China, US can drive global growth despite policy differences, deputy finance minister says
Clarity of thought means nations are in a win-win situation that can benefit the world as a whole, Zhu Guangyao says
Despite their different trajectories, the clarity of China’s and the United States’ economic policies can help to drive global growth, a senior Chinese official said on Friday.
The world’s two largest economies can “learn from each other” and make renewed contributions to global expansion, Zhu Guangyao, vice-minister of finance, and Chinese President Xi Jinping’s representative at international financial and economic talks, said in Beijing.
Xi’s clear ambitions for China’s economy and Trump’s “America first” policy can result in a “win-win” situation, he said.
“In the process of [pursuing their own policies], China and the US can … make a contribution to the global economy.”
China’s leadership this week concluded a three-day closed-door work conference that enshrined “Xi Jinping Economic Thought”, and established managing risk in the financial sector and improving the environment as national priorities.
On the other side of the Pacific, Trump secured a major victory for his economic policy when the US Congress gave final approval for a sweeping tax cut plan, which the president hopes will boost domestic growth.
Such clarity on policy can only be good for the world economy, Zhu said, as China and the US combined account for about 45 per cent of global GDP.
“Both China and the US have very clear policy goals,” he said. “China needs to achieve its ‘centenary goals’ and Trump wants to make America great again.”
Beijing’s “centenary goals” are to make China a moderately prosperous society by 2021 – the 100th anniversary of the founding of the Chinese Communist Party – and a prosperous and advanced economy by the time the People’s Republic turns 100 in 2049.

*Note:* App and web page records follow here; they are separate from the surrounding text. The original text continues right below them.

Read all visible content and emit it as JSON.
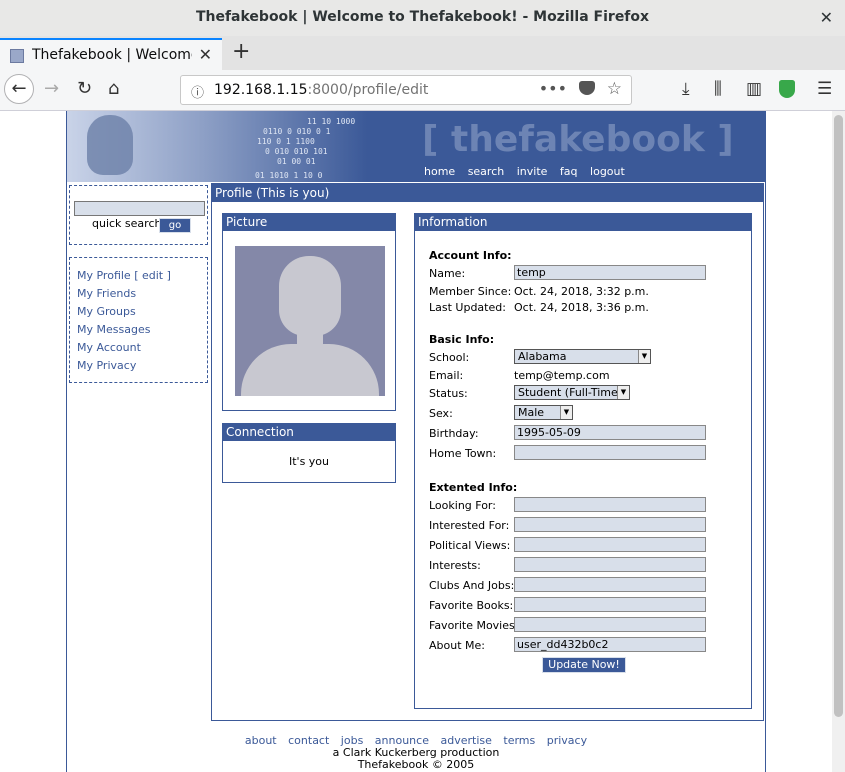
{
  "window": {
    "title": "Thefakebook | Welcome to Thefakebook! - Mozilla Firefox"
  },
  "tab": {
    "title": "Thefakebook | Welcome to Thefakebook!"
  },
  "urlbar": {
    "host": "192.168.1.15",
    "rest": ":8000/profile/edit"
  },
  "banner": {
    "logo": "[ thefakebook ]",
    "nav": [
      "home",
      "search",
      "invite",
      "faq",
      "logout"
    ],
    "binary": [
      "11   10    1000",
      "0110  0 010   0  1",
      "110   0   1    1100",
      "0 010  010   101",
      "01   00   01",
      "01   1010    1  10  0"
    ]
  },
  "sidebar": {
    "quick_search_label": "quick search",
    "go_label": "go",
    "links": [
      "My Profile [ edit ]",
      "My Friends",
      "My Groups",
      "My Messages",
      "My Account",
      "My Privacy"
    ]
  },
  "main": {
    "header": "Profile (This is you)",
    "picture_title": "Picture",
    "connection_title": "Connection",
    "connection_text": "It's you",
    "info_title": "Information",
    "account_info": "Account Info:",
    "name_label": "Name:",
    "name_value": "temp",
    "member_since_label": "Member Since:",
    "member_since_value": "Oct. 24, 2018, 3:32 p.m.",
    "last_updated_label": "Last Updated:",
    "last_updated_value": "Oct. 24, 2018, 3:36 p.m.",
    "basic_info": "Basic Info:",
    "school_label": "School:",
    "school_value": "Alabama",
    "email_label": "Email:",
    "email_value": "temp@temp.com",
    "status_label": "Status:",
    "status_value": "Student (Full-Time)",
    "sex_label": "Sex:",
    "sex_value": "Male",
    "birthday_label": "Birthday:",
    "birthday_value": "1995-05-09",
    "hometown_label": "Home Town:",
    "hometown_value": "",
    "extended_info": "Extented Info:",
    "extended_fields": [
      {
        "label": "Looking For:",
        "value": ""
      },
      {
        "label": "Interested For:",
        "value": ""
      },
      {
        "label": "Political Views:",
        "value": ""
      },
      {
        "label": "Interests:",
        "value": ""
      },
      {
        "label": "Clubs And Jobs:",
        "value": ""
      },
      {
        "label": "Favorite Books:",
        "value": ""
      },
      {
        "label": "Favorite Movies:",
        "value": ""
      },
      {
        "label": "About Me:",
        "value": "user_dd432b0c2"
      }
    ],
    "update_button": "Update Now!"
  },
  "footer": {
    "links": [
      "about",
      "contact",
      "jobs",
      "announce",
      "advertise",
      "terms",
      "privacy"
    ],
    "credit": "a Clark Kuckerberg production",
    "copyright": "Thefakebook © 2005"
  },
  "colors": {
    "brand": "#3b5998",
    "input_bg": "#d8dfea"
  },
  "icons": [
    "back-icon",
    "forward-icon",
    "reload-icon",
    "home-icon",
    "info-icon",
    "page-actions-icon",
    "pocket-icon",
    "bookmark-star-icon",
    "downloads-icon",
    "library-icon",
    "sidebar-icon",
    "shield-icon",
    "menu-icon"
  ]
}
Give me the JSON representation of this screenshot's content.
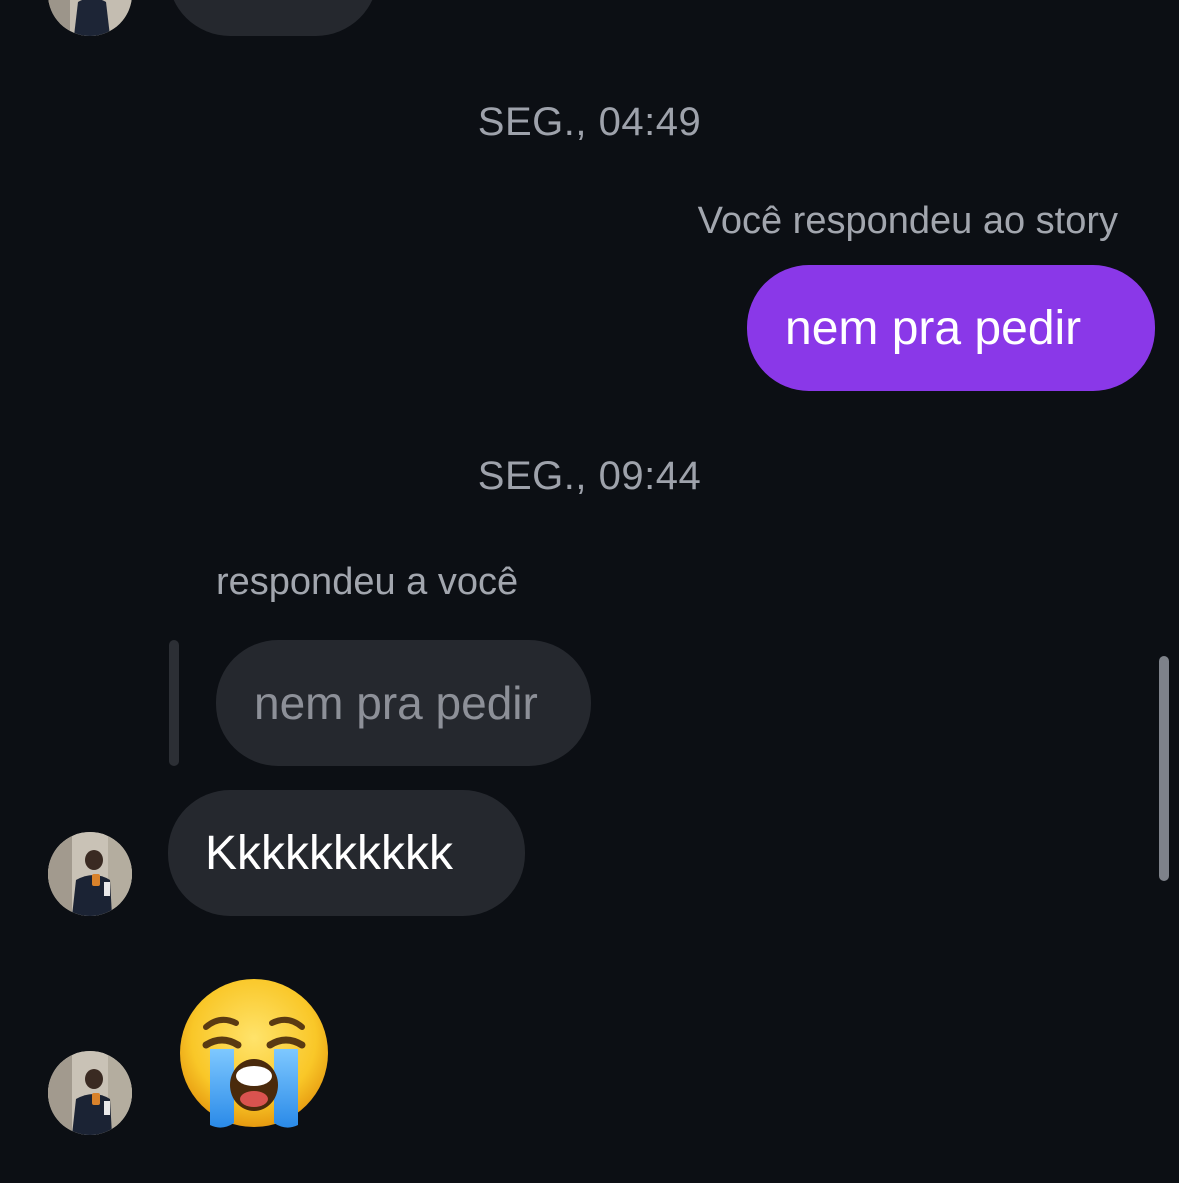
{
  "messages": {
    "timestamp_1": "SEG., 04:49",
    "story_reply_note": "Você respondeu ao story",
    "sent_text": "nem pra pedir",
    "timestamp_2": "SEG., 09:44",
    "reply_note": "respondeu a você",
    "quoted_text": "nem pra pedir",
    "received_text": "Kkkkkkkkkk",
    "emoji_name": "loudly-crying-face"
  },
  "colors": {
    "background": "#0c0f14",
    "sent_bubble": "#8a38e8",
    "received_bubble": "#25282e",
    "timestamp_text": "#9ea2ab"
  }
}
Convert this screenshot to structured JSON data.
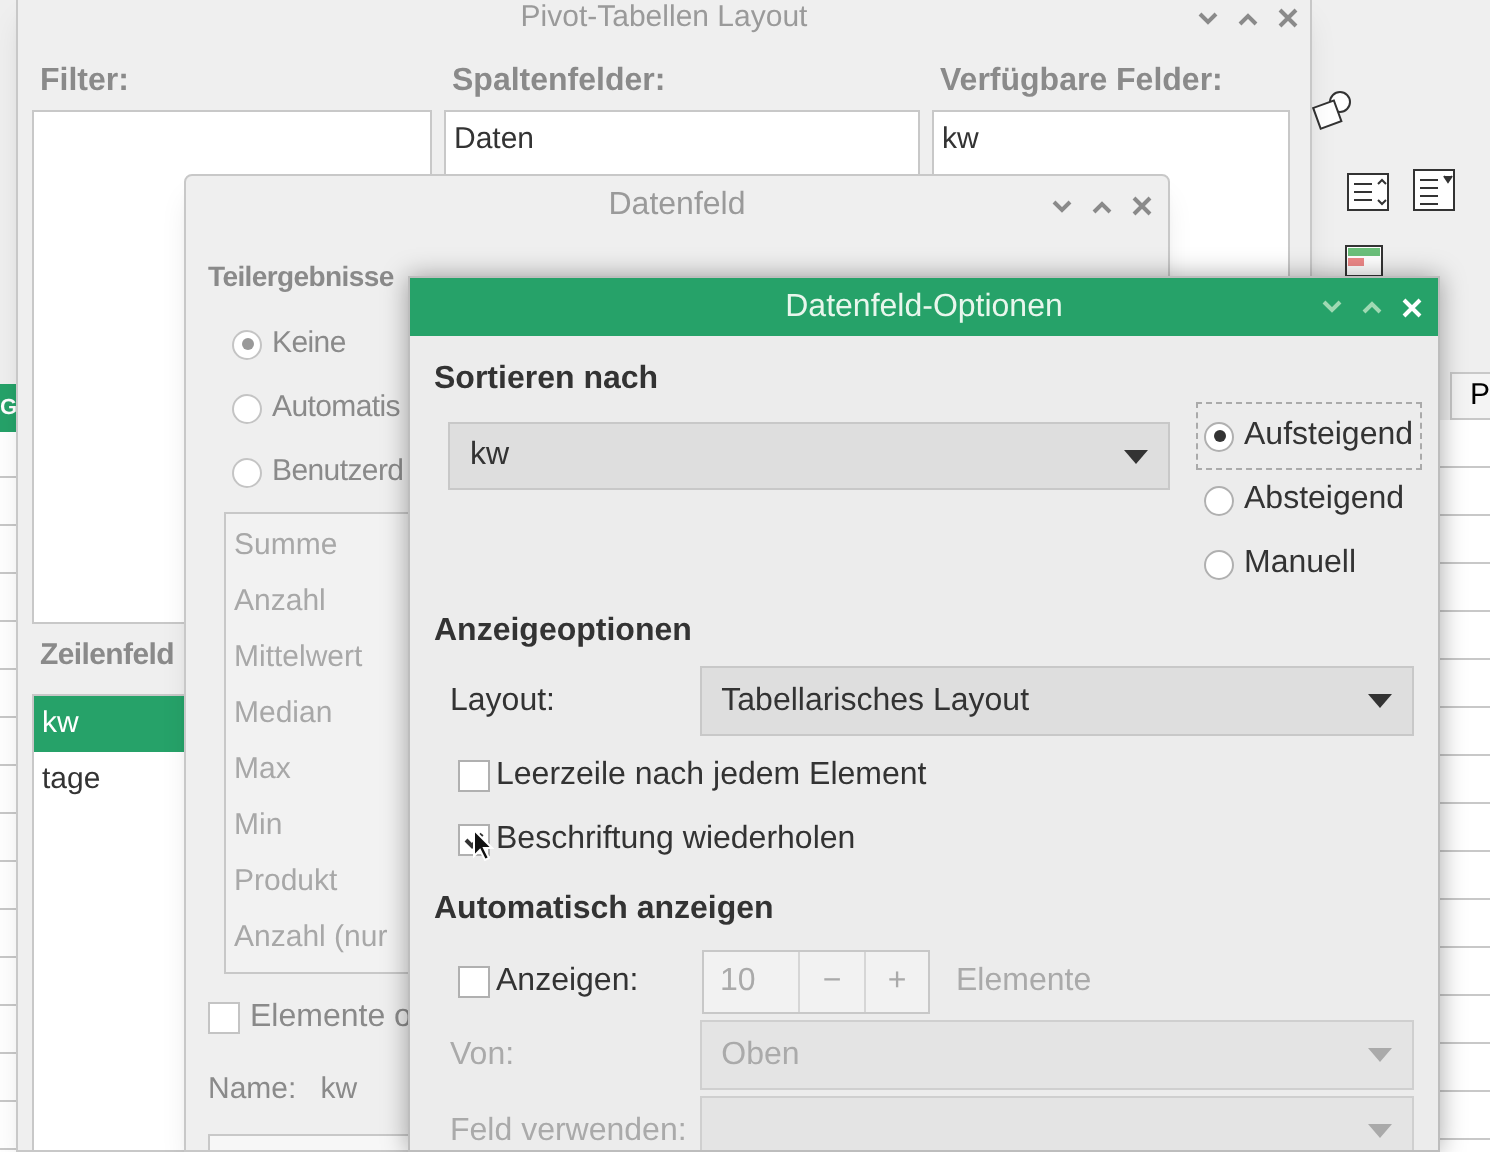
{
  "spreadsheet": {
    "left_column_header": "G",
    "right_column_header": "P"
  },
  "pivot_layout": {
    "title": "Pivot-Tabellen Layout",
    "filter_label": "Filter:",
    "column_fields_label": "Spaltenfelder:",
    "column_fields": [
      "Daten"
    ],
    "available_label": "Verfügbare Felder:",
    "available_fields": [
      "kw"
    ],
    "row_fields_label": "Zeilenfeld",
    "row_fields": [
      {
        "label": "kw",
        "selected": true
      },
      {
        "label": "tage",
        "selected": false
      }
    ]
  },
  "data_field": {
    "title": "Datenfeld",
    "subtotals_label": "Teilergebnisse",
    "subtotal_options": [
      {
        "label": "Keine",
        "selected": true
      },
      {
        "label": "Automatis",
        "selected": false
      },
      {
        "label": "Benutzerd",
        "selected": false
      }
    ],
    "functions_disabled": true,
    "functions": [
      "Summe",
      "Anzahl",
      "Mittelwert",
      "Median",
      "Max",
      "Min",
      "Produkt",
      "Anzahl (nur"
    ],
    "show_items": {
      "label": "Elemente o",
      "checked": false
    },
    "name_label": "Name:",
    "name": "kw"
  },
  "options": {
    "title": "Datenfeld-Optionen",
    "sort_label": "Sortieren nach",
    "sort_field": "kw",
    "sort_orders": [
      {
        "label": "Aufsteigend",
        "selected": true
      },
      {
        "label": "Absteigend",
        "selected": false
      },
      {
        "label": "Manuell",
        "selected": false
      }
    ],
    "display_label": "Anzeigeoptionen",
    "layout_label": "Layout:",
    "layout_value": "Tabellarisches Layout",
    "display_checks": [
      {
        "label": "Leerzeile nach jedem Element",
        "checked": false
      },
      {
        "label": "Beschriftung wiederholen",
        "checked": true
      }
    ],
    "auto_label": "Automatisch anzeigen",
    "show_check": {
      "label": "Anzeigen:",
      "checked": false
    },
    "spinner": {
      "value": "10",
      "minus": "−",
      "plus": "+",
      "disabled": true
    },
    "items_label": "Elemente",
    "from": {
      "label": "Von:",
      "value": "Oben",
      "disabled": true
    },
    "use_field": {
      "label": "Feld verwenden:",
      "disabled": true
    }
  }
}
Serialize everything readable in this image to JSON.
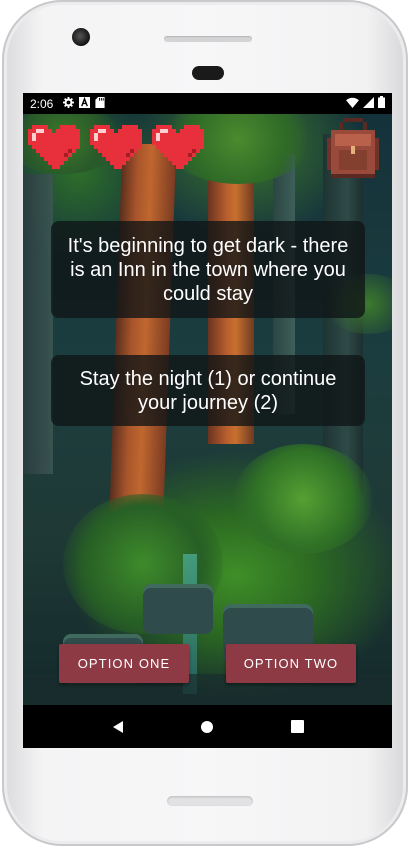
{
  "status_bar": {
    "time": "2:06",
    "left_icons": [
      "gear-icon",
      "a-icon",
      "sd-card-icon"
    ],
    "right_icons": [
      "wifi-icon",
      "signal-icon",
      "battery-icon"
    ]
  },
  "hud": {
    "lives": 3,
    "heart_color": "#e8303c",
    "inventory_icon": "backpack-icon"
  },
  "story": {
    "narration": "It's beginning to get dark - there is an Inn in the town where you could stay",
    "prompt": "Stay the night (1) or continue your journey (2)"
  },
  "options": {
    "option_one_label": "OPTION ONE",
    "option_two_label": "OPTION TWO",
    "button_color": "#8e3a45"
  },
  "nav_bar": {
    "buttons": [
      "back-icon",
      "home-icon",
      "recents-icon"
    ]
  }
}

Zhu highlighted three main differences in the approaches adopted by China and the US.
First, after decades of breakneck expansion, Beijing was now focusing on “high quality” growth, while the US was seeking to boost its annual growth rate to 3 per cent, he said.
Second, China was tightening regulatory controls on the financial sector while the US was trying to deregulate; and third, China was tackling air pollution by cutting emissions while the US was relaxing its environmental standards.
Although Zhu did not speak directly about Trump’s tax cut plan, it is likely – when packaged with Washington’s tougher stance on trade and a hawkish Federal Reserve – to create headwinds for China’s growth as it could lure long-term investments away from the country.
Despite that possibility, Beijing appears unfazed by Trump’s plans. The statement released at the end of the economic work conference, at which the country’s top leadership set the policy direction for 2018, made no mention of either the US or its president. It did, however, say that China has become the “major engine and stabiliser” of the global economy.
Xi’s new focus on quality, instead of speed, with regards to China’s economic growth was “important for the world,” Zhu said.
According to the forecasts released by the International Monetary Fund in October, the global economy will grow by 3.7 per cent next year, from an estimated 3.6 per cent in 2017.
This year’s expansion was better than expected thanks to improvements in the euro zone, Japan, China, emerging Europe and Russia, which offset the downward revisions for growth in the US and the United Kingdom, the IMF said.